India's new trading schemes to curb carbon emissions

India is taking a different path to curb its emissions, betting big on two market-based trading schemes to encourage energy efficiency and green power.

India is taking a different path to curb its emissions, betting big on two market-based trading schemes to encourage energy efficiency and green power.

Following are some details about the Renewable Energy Certificate (RECs) and Perform, Achieve and Trade (PAT) schemes, seen as India's latest move to promote clean energy.

Renewable energy certificates

- The programme, which began in February, allows clean energy producers to trade in Renewable Energy Certificates (REC).

- RECs can be bought by companies to meet statutory obligations to purchase a minimum level of renewable energy. One REC represents one megawatt-hour of energy generated from renewable sources, such as wind, solar or biomass, and remains valid for a year.

- A renewable energy producer will have two mutually exclusive options to sell electricity - either sell at a preferential tariff, or at normal rates and use the sale of RECs to help recoup investment costs.

- RECs are meant to be traded in power exchanges in two categories - solar and non-solar. Most of the traded projects under the scheme relate to wind power, although more solar power plants are expected to come on line because of government incentives.

- The price band for solar certificates has been fixed at USD 264-374 per MW/h, and the band for wind and biomass certificates ranges USD 33-86 per unit.

- On May 25, REC trading volumes rose to 14,002, valued at USD 4.6 million, on the Indian Energy Exchange, against volume of 260 units at the previous session in April. Trading currently occurs on one day a month.

- Major participants in during the May session included Reliance Energy Trading Ltd, Tata Power, Manikaran Power, Shree Cement and Knowledge Infrastructure Systems Private Ltd.

- Trade estimate puts the market size for RECs at Rs 5,250 crore (USD 1.2 billion).

- In the absence of a National Renewable Purchase Obligation (RPO), RECs operate within rules crafted by states. Out of 28 states, only 21 states have such obligations, which varies from 2% to 14% of green power.

Perform, achieve and trade

- PAT is a market-based mechanism aimed at improving energy efficiency levels in large polluting industries in eight sectors. They are aluminium, cement, chlor-alkali, fertiliser, iron and steel, pulp and paper, textiles and thermal power.

- About 563 polluting units come under the eight categories, accounting for about 54 percent of the country's energy consumption.

- Identified firms would have to achieve their energy consumption target by 2014 when trading is set to begin after a three-year roll-out period.

- The PAT market is estimated about USD 16 billion and will lead to reduction of about 100 million tonne of greenhouse gas emissions.

- The tradeable energy saving certificates are called Escerts and these are based on a target reduction from the baseline.

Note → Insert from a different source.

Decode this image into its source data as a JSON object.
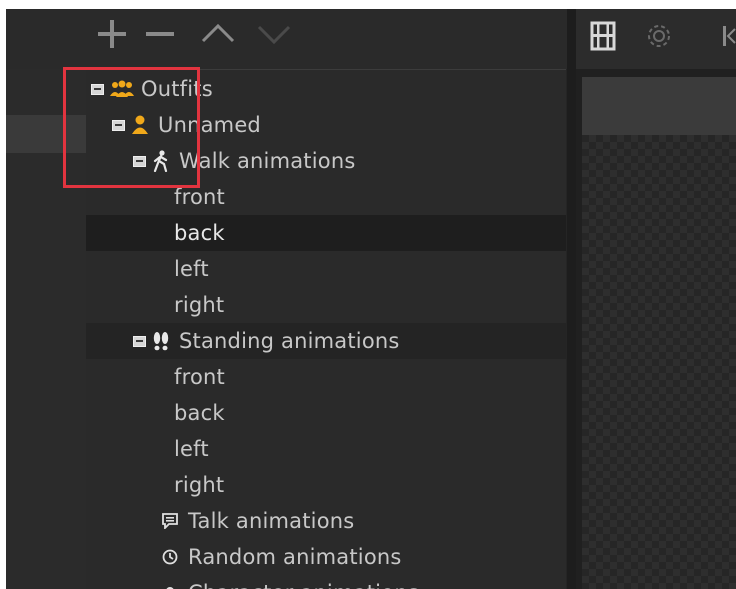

The number of Escerts issued depends upon the amount of energy saved during a target year.

- The state-run Bureau of Energy Efficiency is setting up the overall framework for the scheme and Energy Efficiency Services Limited (EESL) will work as an implementation and monitoring agency.

- The programme, originally supposed to take off in April, has been delayed as the government and industry struggle to identify targets for firms.

First Published on May 30, 2011 10:50 am